Choosing to be an early adopter is a “no-brainer” if you believe in the first-mover advantage, “which most marketers do”, according to Porter, who leads advertising association The World Federation of Advertisers in the APAC region.
Being perceived as the “first” to do something creates a long-lasting halo effect, says Conrad.
“If your first moves are thoughtful and well done, you’re able to raise the expectations that your consumers have of you. Also being first means you get to have more PR, make more ‘ownable’ moments, work out the kinks before everyone else tries it, get top partnerships locked-in and figure out the effects on your wider experience outside of the metaverse,” Conrad says.
“In short, you get to build a very solid long term strategy by starting to experiment and learn now.”
The downsides of investing in an unproven channel are cost and the likelihood of making mistakes with less case studies to learn from. To overcome the fear of failure, Conrad suggests looking beyond traditional brands to learn how to create something of value.
“Creators are now brands of their own, and they are currently leading the way in the metaverse. Looking at the work of BAYC, CryptoPunks as well as creators, there’s a ton of lessons that brands can learn and apply in a much more authentic way than if they were looking at traditional brands,” she says.
Rather than rushing in, a more considered approach may be better for brand sustainability, suggests Wills. While there are benefits to being perceived to be an innovator in an emerging space, it is “far more impressive to be laying down markers that clearly ladder up to a longer term strategy”. One need only to look at the past two iterations of the internet to see that “a lot of money and time was wasted at the beginnings of these S-curves”, Wills says.
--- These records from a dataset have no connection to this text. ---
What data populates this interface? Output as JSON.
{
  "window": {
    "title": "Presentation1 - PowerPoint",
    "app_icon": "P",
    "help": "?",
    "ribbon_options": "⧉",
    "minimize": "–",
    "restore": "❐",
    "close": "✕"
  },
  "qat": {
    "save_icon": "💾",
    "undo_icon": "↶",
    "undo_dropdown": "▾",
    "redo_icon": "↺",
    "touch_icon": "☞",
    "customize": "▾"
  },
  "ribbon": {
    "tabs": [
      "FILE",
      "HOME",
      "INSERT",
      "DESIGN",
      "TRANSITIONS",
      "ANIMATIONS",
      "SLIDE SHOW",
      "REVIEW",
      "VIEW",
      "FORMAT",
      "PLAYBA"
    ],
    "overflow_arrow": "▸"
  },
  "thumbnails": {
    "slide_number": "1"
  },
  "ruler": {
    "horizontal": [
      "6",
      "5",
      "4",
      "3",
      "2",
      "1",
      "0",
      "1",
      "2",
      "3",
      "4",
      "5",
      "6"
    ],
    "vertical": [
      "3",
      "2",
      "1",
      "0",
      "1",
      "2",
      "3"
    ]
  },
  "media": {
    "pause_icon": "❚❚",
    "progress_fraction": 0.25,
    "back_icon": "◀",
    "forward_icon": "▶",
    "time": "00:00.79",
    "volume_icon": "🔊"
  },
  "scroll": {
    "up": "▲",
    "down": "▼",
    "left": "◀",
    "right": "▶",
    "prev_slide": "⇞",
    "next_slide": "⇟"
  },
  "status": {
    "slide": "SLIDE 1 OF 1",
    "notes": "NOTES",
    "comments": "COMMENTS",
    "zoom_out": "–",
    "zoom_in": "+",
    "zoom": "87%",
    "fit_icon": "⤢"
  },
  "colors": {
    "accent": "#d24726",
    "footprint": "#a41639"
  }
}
“Our recommendation would be to develop a framework strategy to allow early experimentation and experience development—but one that is not expensive. Throw away one-offs, instead everything should build towards a longer term vision. Look at all your touchpoints and understand how immersive technologies today can enhance engagement. And build towards future interfaces including wearables,” Wills suggests.
When it comes to experimental or innovative work, brands struggle to identify objectives, according to Patent: “Understanding and having a clear objective that can or cannot be connected to core business is critically important”. The objective could be as simple as landing a piece of work authentically, which can lay the foundation for future work that impacts the bottom line.
Porter agrees brands should have “at least some idea in advance of what success might look like and measure for it”. But, he adds, tests can have unexpected consequences, especially in emerging channels.
“So brands should be open to different outcomes and our media partners should be open to use cases which were not what they originally had in mind. Nobody can say for certain yet whether this will be a place most effective for building equity, purpose or performance,” Porter says.
What everyone can agree on is that the metaverse will play a huge role in the future of business, such that all brands will need to be involved in some way if they want to continue to see growth.
Conrad says: “For brands wondering how to get started and whether the metaverse is ‘right’ for them, I think they just need to look at their audiences. Where is there growth coming from? Where is it going to continue to come from? It’s almost guaranteed some of that is going to come from what happens in the metaverse.’
Patent surmises: “The customer of tomorrow is in the virtual realm. If we look back at web1, web2, the internet was experimental at one point. Then it became a place where some brands were successful, then it became a place where you had to be, and now it’s the primary form of communication for most brands. We’re going through that same process. In the first iteration of the internet that took 10 years. I think now that process is going to take 12 to 18 months.”